YOUR ASSIGNMENT — Retype each entry below, keeping every character the same.

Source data

- Opening Delimiter -

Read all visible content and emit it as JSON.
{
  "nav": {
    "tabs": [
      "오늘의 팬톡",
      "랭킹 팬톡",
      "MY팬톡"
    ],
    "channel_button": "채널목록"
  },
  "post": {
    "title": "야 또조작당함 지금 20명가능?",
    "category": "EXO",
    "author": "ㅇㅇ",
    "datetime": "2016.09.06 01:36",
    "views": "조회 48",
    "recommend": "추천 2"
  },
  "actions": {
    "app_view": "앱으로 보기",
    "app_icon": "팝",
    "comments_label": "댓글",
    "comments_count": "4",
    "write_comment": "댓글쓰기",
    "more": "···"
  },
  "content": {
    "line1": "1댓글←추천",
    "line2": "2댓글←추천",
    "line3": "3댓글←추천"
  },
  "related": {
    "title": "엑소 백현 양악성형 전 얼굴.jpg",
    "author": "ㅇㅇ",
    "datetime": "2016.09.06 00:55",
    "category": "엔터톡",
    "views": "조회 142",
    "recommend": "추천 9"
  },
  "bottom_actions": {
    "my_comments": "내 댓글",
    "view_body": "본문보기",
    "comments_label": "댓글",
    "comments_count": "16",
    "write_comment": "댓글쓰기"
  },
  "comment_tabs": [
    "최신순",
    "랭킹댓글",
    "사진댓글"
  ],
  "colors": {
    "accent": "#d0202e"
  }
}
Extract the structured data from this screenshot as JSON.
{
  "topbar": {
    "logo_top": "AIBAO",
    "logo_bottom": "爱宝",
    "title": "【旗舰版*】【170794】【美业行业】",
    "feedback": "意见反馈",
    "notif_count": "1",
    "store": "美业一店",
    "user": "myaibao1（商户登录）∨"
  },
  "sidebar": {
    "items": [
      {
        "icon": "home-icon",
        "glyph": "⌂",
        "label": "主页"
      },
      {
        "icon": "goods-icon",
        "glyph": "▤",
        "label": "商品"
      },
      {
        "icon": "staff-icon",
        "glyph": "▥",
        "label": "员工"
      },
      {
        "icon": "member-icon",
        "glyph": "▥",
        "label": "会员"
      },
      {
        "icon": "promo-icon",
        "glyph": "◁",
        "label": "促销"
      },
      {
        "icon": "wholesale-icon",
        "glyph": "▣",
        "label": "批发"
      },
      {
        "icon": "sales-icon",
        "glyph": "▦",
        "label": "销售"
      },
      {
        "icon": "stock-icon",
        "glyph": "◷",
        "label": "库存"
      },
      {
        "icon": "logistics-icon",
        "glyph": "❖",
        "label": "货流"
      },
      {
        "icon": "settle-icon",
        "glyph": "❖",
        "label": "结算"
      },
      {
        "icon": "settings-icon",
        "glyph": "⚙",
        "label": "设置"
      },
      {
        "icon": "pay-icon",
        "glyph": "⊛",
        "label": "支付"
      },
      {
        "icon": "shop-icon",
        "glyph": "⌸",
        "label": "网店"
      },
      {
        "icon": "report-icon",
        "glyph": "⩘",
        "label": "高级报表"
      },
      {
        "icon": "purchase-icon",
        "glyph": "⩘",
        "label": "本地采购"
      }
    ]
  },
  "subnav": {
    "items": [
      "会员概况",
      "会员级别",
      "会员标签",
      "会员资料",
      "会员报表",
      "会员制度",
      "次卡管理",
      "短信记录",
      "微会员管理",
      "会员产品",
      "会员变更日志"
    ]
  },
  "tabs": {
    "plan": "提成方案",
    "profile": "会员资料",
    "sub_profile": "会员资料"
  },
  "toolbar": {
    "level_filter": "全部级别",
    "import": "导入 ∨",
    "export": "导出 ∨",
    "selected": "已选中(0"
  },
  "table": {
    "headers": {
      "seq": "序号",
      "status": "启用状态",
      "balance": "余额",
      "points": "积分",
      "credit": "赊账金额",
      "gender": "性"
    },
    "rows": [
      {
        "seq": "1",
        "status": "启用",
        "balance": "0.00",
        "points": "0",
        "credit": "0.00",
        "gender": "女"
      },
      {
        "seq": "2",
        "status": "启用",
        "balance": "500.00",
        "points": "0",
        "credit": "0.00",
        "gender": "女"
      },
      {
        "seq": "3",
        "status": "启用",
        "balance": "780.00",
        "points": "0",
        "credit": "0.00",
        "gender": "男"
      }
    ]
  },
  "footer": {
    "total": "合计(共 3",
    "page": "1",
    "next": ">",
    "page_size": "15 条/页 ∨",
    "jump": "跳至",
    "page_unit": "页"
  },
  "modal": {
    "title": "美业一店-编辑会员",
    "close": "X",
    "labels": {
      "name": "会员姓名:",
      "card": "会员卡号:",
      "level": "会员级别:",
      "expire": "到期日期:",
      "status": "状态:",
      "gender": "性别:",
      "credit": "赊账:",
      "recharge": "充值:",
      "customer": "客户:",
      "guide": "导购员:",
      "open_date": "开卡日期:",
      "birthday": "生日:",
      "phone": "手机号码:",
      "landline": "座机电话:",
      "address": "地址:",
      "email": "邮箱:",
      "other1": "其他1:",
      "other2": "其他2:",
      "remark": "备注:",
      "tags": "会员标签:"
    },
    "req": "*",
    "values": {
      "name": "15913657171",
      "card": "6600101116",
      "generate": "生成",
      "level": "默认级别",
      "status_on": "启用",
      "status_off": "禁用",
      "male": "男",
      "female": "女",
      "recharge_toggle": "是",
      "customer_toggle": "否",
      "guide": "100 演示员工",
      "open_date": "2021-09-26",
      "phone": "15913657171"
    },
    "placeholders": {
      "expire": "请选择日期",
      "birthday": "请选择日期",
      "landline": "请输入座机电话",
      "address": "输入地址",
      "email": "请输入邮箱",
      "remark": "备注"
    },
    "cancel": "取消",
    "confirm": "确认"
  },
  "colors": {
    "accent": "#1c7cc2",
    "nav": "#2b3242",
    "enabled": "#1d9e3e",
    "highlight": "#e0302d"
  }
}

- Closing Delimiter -

OUTPUT OF THE EXERCISE —
Read all visible content and emit it as JSON.
{
  "nav": {
    "tabs": [
      "오늘의 팬톡",
      "랭킹 팬톡",
      "MY팬톡"
    ],
    "channel_button": "채널목록"
  },
  "post": {
    "title": "야 또조작당함 지금 20명가능?",
    "category": "EXO",
    "author": "ㅇㅇ",
    "datetime": "2016.09.06 01:36",
    "views": "조회 48",
    "recommend": "추천 2"
  },
  "actions": {
    "app_view": "앱으로 보기",
    "app_icon": "팝",
    "comments_label": "댓글",
    "comments_count": "4",
    "write_comment": "댓글쓰기",
    "more": "···"
  },
  "content": {
    "line1": "1댓글←추천",
    "line2": "2댓글←추천",
    "line3": "3댓글←추천"
  },
  "related": {
    "title": "엑소 백현 양악성형 전 얼굴.jpg",
    "author": "ㅇㅇ",
    "datetime": "2016.09.06 00:55",
    "category": "엔터톡",
    "views": "조회 142",
    "recommend": "추천 9"
  },
  "bottom_actions": {
    "my_comments": "내 댓글",
    "view_body": "본문보기",
    "comments_label": "댓글",
    "comments_count": "16",
    "write_comment": "댓글쓰기"
  },
  "comment_tabs": [
    "최신순",
    "랭킹댓글",
    "사진댓글"
  ],
  "colors": {
    "accent": "#d0202e"
  }
}
Extract the structured data from this screenshot as JSON.
{
  "topbar": {
    "logo_top": "AIBAO",
    "logo_bottom": "爱宝",
    "title": "【旗舰版*】【170794】【美业行业】",
    "feedback": "意见反馈",
    "notif_count": "1",
    "store": "美业一店",
    "user": "myaibao1（商户登录）∨"
  },
  "sidebar": {
    "items": [
      {
        "icon": "home-icon",
        "glyph": "⌂",
        "label": "主页"
      },
      {
        "icon": "goods-icon",
        "glyph": "▤",
        "label": "商品"
      },
      {
        "icon": "staff-icon",
        "glyph": "▥",
        "label": "员工"
      },
      {
        "icon": "member-icon",
        "glyph": "▥",
        "label": "会员"
      },
      {
        "icon": "promo-icon",
        "glyph": "◁",
        "label": "促销"
      },
      {
        "icon": "wholesale-icon",
        "glyph": "▣",
        "label": "批发"
      },
      {
        "icon": "sales-icon",
        "glyph": "▦",
        "label": "销售"
      },
      {
        "icon": "stock-icon",
        "glyph": "◷",
        "label": "库存"
      },
      {
        "icon": "logistics-icon",
        "glyph": "❖",
        "label": "货流"
      },
      {
        "icon": "settle-icon",
        "glyph": "❖",
        "label": "结算"
      },
      {
        "icon": "settings-icon",
        "glyph": "⚙",
        "label": "设置"
      },
      {
        "icon": "pay-icon",
        "glyph": "⊛",
        "label": "支付"
      },
      {
        "icon": "shop-icon",
        "glyph": "⌸",
        "label": "网店"
      },
      {
        "icon": "report-icon",
        "glyph": "⩘",
        "label": "高级报表"
      },
      {
        "icon": "purchase-icon",
        "glyph": "⩘",
        "label": "本地采购"
      }
    ]
  },
  "subnav": {
    "items": [
      "会员概况",
      "会员级别",
      "会员标签",
      "会员资料",
      "会员报表",
      "会员制度",
      "次卡管理",
      "短信记录",
      "微会员管理",
      "会员产品",
      "会员变更日志"
    ]
  },
  "tabs": {
    "plan": "提成方案",
    "profile": "会员资料",
    "sub_profile": "会员资料"
  },
  "toolbar": {
    "level_filter": "全部级别",
    "import": "导入 ∨",
    "export": "导出 ∨",
    "selected": "已选中(0"
  },
  "table": {
    "headers": {
      "seq": "序号",
      "status": "启用状态",
      "balance": "余额",
      "points": "积分",
      "credit": "赊账金额",
      "gender": "性"
    },
    "rows": [
      {
        "seq": "1",
        "status": "启用",
        "balance": "0.00",
        "points": "0",
        "credit": "0.00",
        "gender": "女"
      },
      {
        "seq": "2",
        "status": "启用",
        "balance": "500.00",
        "points": "0",
        "credit": "0.00",
        "gender": "女"
      },
      {
        "seq": "3",
        "status": "启用",
        "balance": "780.00",
        "points": "0",
        "credit": "0.00",
        "gender": "男"
      }
    ]
  },
  "footer": {
    "total": "合计(共 3",
    "page": "1",
    "next": ">",
    "page_size": "15 条/页 ∨",
    "jump": "跳至",
    "page_unit": "页"
  },
  "modal": {
    "title": "美业一店-编辑会员",
    "close": "X",
    "labels": {
      "name": "会员姓名:",
      "card": "会员卡号:",
      "level": "会员级别:",
      "expire": "到期日期:",
      "status": "状态:",
      "gender": "性别:",
      "credit": "赊账:",
      "recharge": "充值:",
      "customer": "客户:",
      "guide": "导购员:",
      "open_date": "开卡日期:",
      "birthday": "生日:",
      "phone": "手机号码:",
      "landline": "座机电话:",
      "address": "地址:",
      "email": "邮箱:",
      "other1": "其他1:",
      "other2": "其他2:",
      "remark": "备注:",
      "tags": "会员标签:"
    },
    "req": "*",
    "values": {
      "name": "15913657171",
      "card": "6600101116",
      "generate": "生成",
      "level": "默认级别",
      "status_on": "启用",
      "status_off": "禁用",
      "male": "男",
      "female": "女",
      "recharge_toggle": "是",
      "customer_toggle": "否",
      "guide": "100 演示员工",
      "open_date": "2021-09-26",
      "phone": "15913657171"
    },
    "placeholders": {
      "expire": "请选择日期",
      "birthday": "请选择日期",
      "landline": "请输入座机电话",
      "address": "输入地址",
      "email": "请输入邮箱",
      "remark": "备注"
    },
    "cancel": "取消",
    "confirm": "确认"
  },
  "colors": {
    "accent": "#1c7cc2",
    "nav": "#2b3242",
    "enabled": "#1d9e3e",
    "highlight": "#e0302d"
  }
}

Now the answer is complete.